Noise nuisance caused by alarms on a domestic property should first be notified by the complainant to the occupiers of the property involved. The Free Legal Aid Centre has prepared a guide to assist in dealing with neighbour disputes including noise nuisance.
Noise from Commercial premises
Section 107 of the Environmental Protection Agency Act 1992 provides local authorities with powers to compel the causer of the noise to take measures to prevent or limit noise. These powers are used by local authorities to prevent and limit noise from commercial and industrial premises within their functional areas. However this does not apply to activities controlled by the Environmental Protection Agency.
The Environmental Protection Agency set noise limits for individual facilities whose activities require an Industrial or Integrated Pollution Control License. Environmental complaints, including noise nuisance complaints, in relation to a licensed facility, should be directed to the Environmental Protection Agency.
You should address complaints with regard to noise from pubs and nightclubs to the facility concerned and/or local authority concerned. You may take a case under Section 108 of the EPA Act. Alternatively a complaint may be pursued through the licencing laws (see Department of Justice & Equality).
There is no specified statutory period during which certain works e.g construction,road works, DIY etc are prohibited. A Planning Authority such as a Local Authority may attach certain conditions to individual planning permission for any development. This is undertaken on a case by case basis.
If you are encountering noise from a construction site you should, in the first instance, contact your local Planning Authority. A local authority can address the issue under Section 107 of the Environmental Protection Agency Act 1992. It provides them with powers to compel action to prevent or limit noise. You can also address the issue by taking a case yourself under Section 108 of the EPA Act.
Noise in the Workplace
You can direct queries regarding noise in the workplace to the Health and Safety Authority.
Air Traffic Noise

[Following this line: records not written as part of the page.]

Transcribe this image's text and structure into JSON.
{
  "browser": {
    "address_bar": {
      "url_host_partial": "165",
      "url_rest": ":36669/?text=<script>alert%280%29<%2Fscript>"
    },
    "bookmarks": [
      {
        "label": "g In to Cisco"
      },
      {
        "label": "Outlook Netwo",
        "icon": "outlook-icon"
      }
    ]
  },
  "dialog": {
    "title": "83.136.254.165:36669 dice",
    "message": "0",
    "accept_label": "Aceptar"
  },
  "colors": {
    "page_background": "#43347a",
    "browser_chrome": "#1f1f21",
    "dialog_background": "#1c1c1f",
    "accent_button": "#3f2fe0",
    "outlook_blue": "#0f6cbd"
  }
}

You should direct complaints about aircraft noise to the airport authority in question or to the Department of Transport.
Road Traffic Noise
You should address complaints about local traffic noise to the relevant local authority in the first instance. For national road schemes, potential noise emissions are managed and addressed as part of the Environmental Impact Assessment process. The EIA process is undertaken by, or on behalf of, Transport Infrastructure Ireland .
European Communities (Environmental Noise) Regulations 2018 (S.I. No. 549 of 2018)
The European Communities (Environmental Noise) Regulations 2018 replace the Environmental Noise Regulations 2006 (S.I. No. 140 of 2006). They transpose EU Directive 2002/49/EC relating to the assessment and management of environmental noise as amended by Commission Directive (EU) 2015/996 establishing common noise assessment methods and replacing Annex II of EU Directive 2002/49. The EU Directive aims to provide a common framework to avoid, prevent or reduce, on a prioritised basis, the harmful effects of exposure to environmental noise. For the purposes of these Regulations, environmental noise means unwanted or harmful outdoor sound created by human activities, including noise emitted by means of transport, road traffic, rail traffic, air traffic, and from sites of industrial activity including those defined in Annex I to Council Directive 96/61/EC6 concerning integrated pollution prevention and control. The types of noise not included are noise that is caused by the exposed person, noise from domestic activities, noise created by neighbours, noise at workplaces or noise inside means of transport or due to military activities in military areas.
The Regulations set out a two-stage process for addressing environmental noise. Firstly, noise must be assessed through the preparation of strategic noise maps for areas and infrastructure falling within defined criteria, e.g. large agglomerations major roads, railways and airports. Secondly, based on the results of the mapping process, the Regulations require the preparation of noise action plans for each area concerned. Every five years from the data of preparation of the noise maps and action plans, and whenever there is a major development affecting noise, the maps and plans are required to be reviewed and revised, if necessary. The fundamental objective of action plans is the prevention and reduction of environmental noise.
The Regulations designate noise-mapping bodies and action planning authorities for the making and reviewing of strategic noise maps and action plans. Primary responsibility for both noise mapping and action planning is assigned to local authorities. While a number of other bodies also have noise mapping functions, they will be carried out on behalf of the local authorities concerned.
The Regulations designate the Environmental Protection Agency as the National Authority for the purposes of the Regulations. The Agency's role includes supervisory, advisory and coordination functions in relation to both noise mapping and action planning, as well as reporting requirements for the purpose of the Directive.
The Regulations provide for strategic noise maps and action plans and revised noise maps and action plans to be made available to the general public. They also provide for public consultation on proposed action plans and the review of action plans, and for the results of public consultation to be taken into account in finalising action plans or reviews of action plans.
Details of Round 3 Noise Mapping and Noise Action Plans respectively are available at the EPA website.
Other sources of information
National Protocol for Dealing with Noise Complaints for Local Authorities
European Commission – DG Environment – Noise
European Environment Agency (EEA)